Problem details -
Look for the word "this". Copy every line of the listing where it occurs.
··· Record set
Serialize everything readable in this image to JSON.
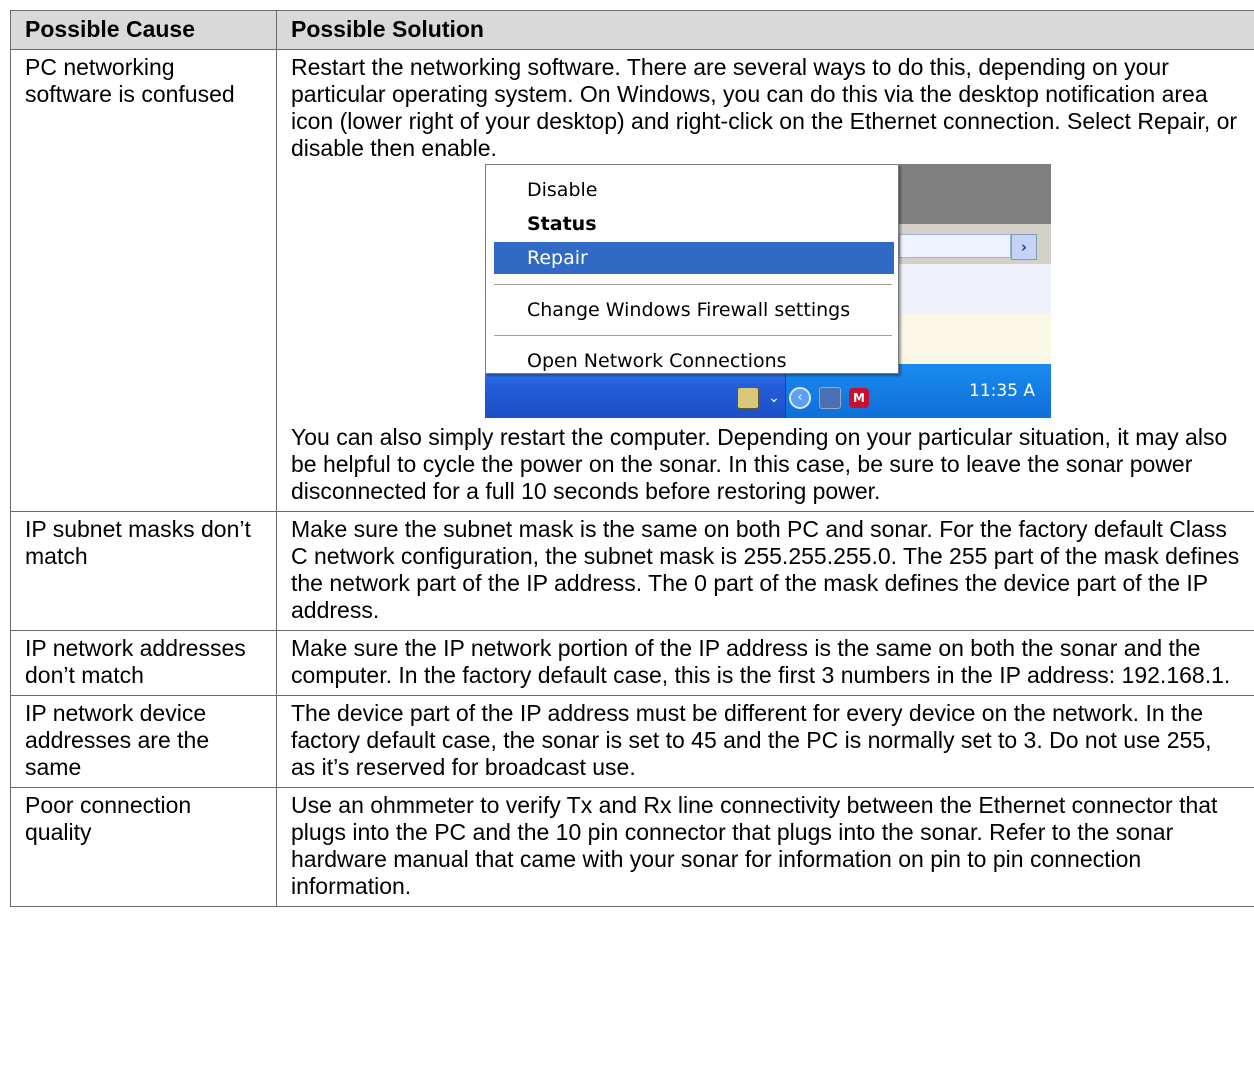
{
  "table": {
    "headers": [
      "Possible Cause",
      "Possible Solution"
    ],
    "rows": [
      {
        "cause": "PC networking software is confused",
        "solution": "Restart the networking software. There are several ways to do this, depending on your particular operating system. On Windows, you can do this via the desktop notification area icon (lower right of your desktop) and right-click on the Ethernet connection. Select Repair, or disable then enable.",
        "solution_after": "You can also simply restart the computer. Depending on your particular situation, it may also be helpful to cycle the power on the sonar. In this case, be sure to leave the sonar power disconnected for a full 10 seconds before restoring power."
      },
      {
        "cause": "IP subnet masks don’t match",
        "solution": "Make sure the subnet mask is the same on both PC and sonar. For the factory default Class C network configuration, the subnet mask is 255.255.255.0. The 255 part of the mask defines the network part of the IP address. The 0 part of the mask defines the device part of the IP address."
      },
      {
        "cause": "IP network addresses don’t match",
        "solution": "Make sure the IP network portion of the IP address is the same on both the sonar and the computer. In the factory default case, this is the first 3 numbers in the IP address: 192.168.1."
      },
      {
        "cause": "IP network device addresses are the same",
        "solution": "The device part of the IP address must be different for every device on the network. In the factory default case, the sonar is set to 45 and the PC is normally set to 3. Do not use 255, as it’s reserved for broadcast use."
      },
      {
        "cause": "Poor connection quality",
        "solution": "Use an ohmmeter to verify Tx and Rx line connectivity between the Ethernet connector that plugs into the PC and the 10 pin connector that plugs into the sonar. Refer to the sonar hardware manual that came with your sonar for information on pin to pin connection information."
      }
    ]
  },
  "screenshot": {
    "menu_items": [
      "Disable",
      "Status",
      "Repair",
      "Change Windows Firewall settings",
      "Open Network Connections"
    ],
    "highlighted_item": "Repair",
    "default_item": "Status",
    "clock": "11:35 A",
    "tray_badge": "M",
    "scroll_arrow": "›",
    "taskbar_color": "#245edb",
    "highlight_color": "#316ac5"
  }
}
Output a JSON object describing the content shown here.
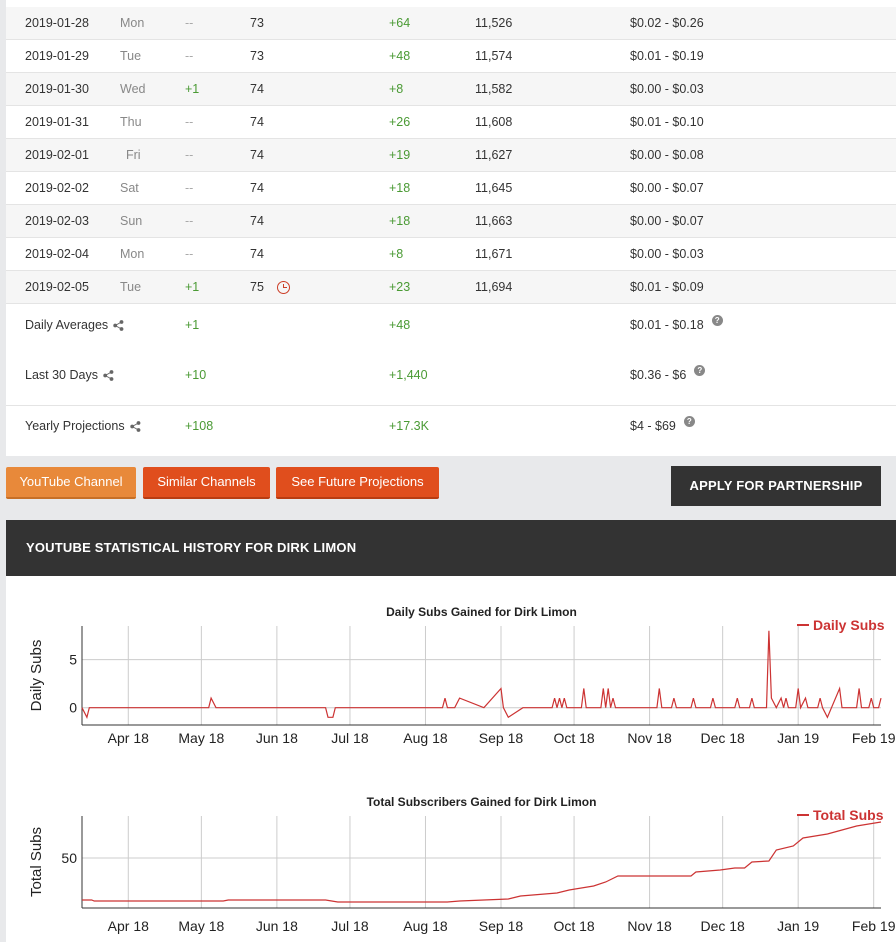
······
Written response -
Serialize everything readable in this image to JSON.
        "solution": "Restart the networking software. There are several ways to do this, depending on your particular operating system. On Windows, you can do this via the desktop notification area icon (lower right of your desktop) and right-click on the Ethernet connection. Select Repair, or disable then enable.",
        "solution_after": "You can also simply restart the computer. Depending on your particular situation, it may also be helpful to cycle the power on the sonar. In this case, be sure to leave the sonar power disconnected for a full 10 seconds before restoring power."
        "solution": "Make sure the IP network portion of the IP address is the same on both the sonar and the computer. In the factory default case, this is the first 3 numbers in the IP address: 192.168.1."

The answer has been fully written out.